CDES students take architecture to the ice

UMN College of Design students designed and constructed the first ever “Welcome Shanty” on Lake Harriet Saturday morning.

Performers in the artist group Mixed Precipitation perform Tonya and Nancy: The Opera during the Art Shanty Projects event on Lake Harriet in Minneapolis on Satuday, Jan. 20.

Image by Max Ostenso

Performers in the artist group Mixed Precipitation perform Tonya and Nancy: The Opera during the Art Shanty Projects event on Lake Harriet in Minneapolis on Satuday, Jan. 20.

by Kate Drakulic

Laughter, conversation and exclamations echoed across the ice Saturday morning on Lake Harriet. The opening day of the month-long Art Shanty Projects included an abundance of children in snow pants, dogs in sweaters and 22 artist shanties of all shapes and sizes.

This year marks the 13th anniversary of the Art Shanty Projects, an initiative and community that explores the way public spaces can be transformed into artistic environments.
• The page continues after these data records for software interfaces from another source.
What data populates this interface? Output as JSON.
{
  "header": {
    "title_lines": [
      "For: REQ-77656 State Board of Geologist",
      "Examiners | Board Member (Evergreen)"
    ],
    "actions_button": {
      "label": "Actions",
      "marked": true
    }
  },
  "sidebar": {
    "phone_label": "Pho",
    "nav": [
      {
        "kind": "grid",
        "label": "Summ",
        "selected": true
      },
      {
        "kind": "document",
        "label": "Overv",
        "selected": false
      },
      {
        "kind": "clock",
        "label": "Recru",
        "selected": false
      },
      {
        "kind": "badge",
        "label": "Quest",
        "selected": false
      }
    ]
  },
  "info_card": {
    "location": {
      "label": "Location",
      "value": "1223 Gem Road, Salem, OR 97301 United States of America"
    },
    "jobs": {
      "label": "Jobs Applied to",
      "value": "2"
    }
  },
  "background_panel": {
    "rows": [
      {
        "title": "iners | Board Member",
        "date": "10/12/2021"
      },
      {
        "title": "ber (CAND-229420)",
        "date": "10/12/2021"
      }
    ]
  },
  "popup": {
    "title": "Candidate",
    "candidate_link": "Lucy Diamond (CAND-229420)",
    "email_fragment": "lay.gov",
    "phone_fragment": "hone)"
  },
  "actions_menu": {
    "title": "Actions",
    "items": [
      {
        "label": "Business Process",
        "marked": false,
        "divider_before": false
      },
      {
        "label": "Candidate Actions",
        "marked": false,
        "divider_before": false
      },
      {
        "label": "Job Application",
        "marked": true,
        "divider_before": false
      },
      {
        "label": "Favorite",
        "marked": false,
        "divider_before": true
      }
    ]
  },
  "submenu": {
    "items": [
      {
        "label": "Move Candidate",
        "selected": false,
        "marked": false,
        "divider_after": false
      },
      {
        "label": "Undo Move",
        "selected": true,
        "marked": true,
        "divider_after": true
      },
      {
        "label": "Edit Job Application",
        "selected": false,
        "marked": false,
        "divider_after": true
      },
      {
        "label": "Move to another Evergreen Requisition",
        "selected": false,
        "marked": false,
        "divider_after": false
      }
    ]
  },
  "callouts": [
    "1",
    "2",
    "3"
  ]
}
The Project also incorporates scheduled programming of activities and performances such as public art-making, musicals, biking and snowga (snow yoga, obviously).

“A lot of people that come to the Project don’t usually go to art events. The Art Shanty Projects are a lot more accessible and non-threatening. You can interact with artists one-on-one and it levels the playing field … on the ice,” Artistic Director Lacey Prpić Hedtke said.

Notable shanties included “The Tomb of the Unknown Minnow,” a minnow mausoleum shanty dedicated to the minnows lost during the fishing season, “The Thwing,” made up of four giant wooden swings, and “Twin Cities Sailing Club’s Sea Shanty,” which rocked guests back and forth in its boat structure.

“One of the things that is the backbone of the project is the idea of what art can be and who can be artists,” Prpić Hedtke said.

In her role, Prpić Hedtke puts out the call for artists, juries the proposals and supports the artists and their projects. This year, she worked closely with students from the University of Minnesota College of Design in their attempt to create a “Welcome Shanty,” where visitors could go inside to warm up, receive festival information and purchase merchandise.

 Third-year architecture major Alden Jaakola was a crucial participant in the shanty’s creation. 

“We wanted to provide a space for people to be able to talk about the experiences that they’re having at these artist shanties,” Jaakola said.

“If people have a space to gather, it’s more likely that they’ll naturally start to talk to each other, learn more and get more out of the experience.”

Jaakola was one of 14 students who participated in the fall semester workshop dedicated to designing and building the “Welcome Shanty.” Students began with extensive research, basic drafts and diagrams and worked with Prpić Hedtke and Art Shanty Projects staff to refine their designs.

The class completed the shanty at the end of the semester, but continued work last week to install their final design on the ice. The final product is constructed from plastic polycarbonate on all faces, making the structure lightweight and transportable. The transparent faces also allow the sunlight to warm the inside of the shanty, decreasing the need for additional heating sources.

“I think that in a way, it proves as a nice case study for what the College of Design is able to do. It would be really cool to do more of these types of projects, where we’re making something full-scale, because everybody gets so much out of it, but it’s hard for that to happen without a client,” Jaakola said.

With no client to take the piece at the end of class workshop cycles, designs sit in the college’s possession and often go unused.

“It would be nice for people to see [the Welcome Shanty] and think ‘Oh, cool. Maybe my art installation could be done by a class at the College of Design,’” Jaakola said.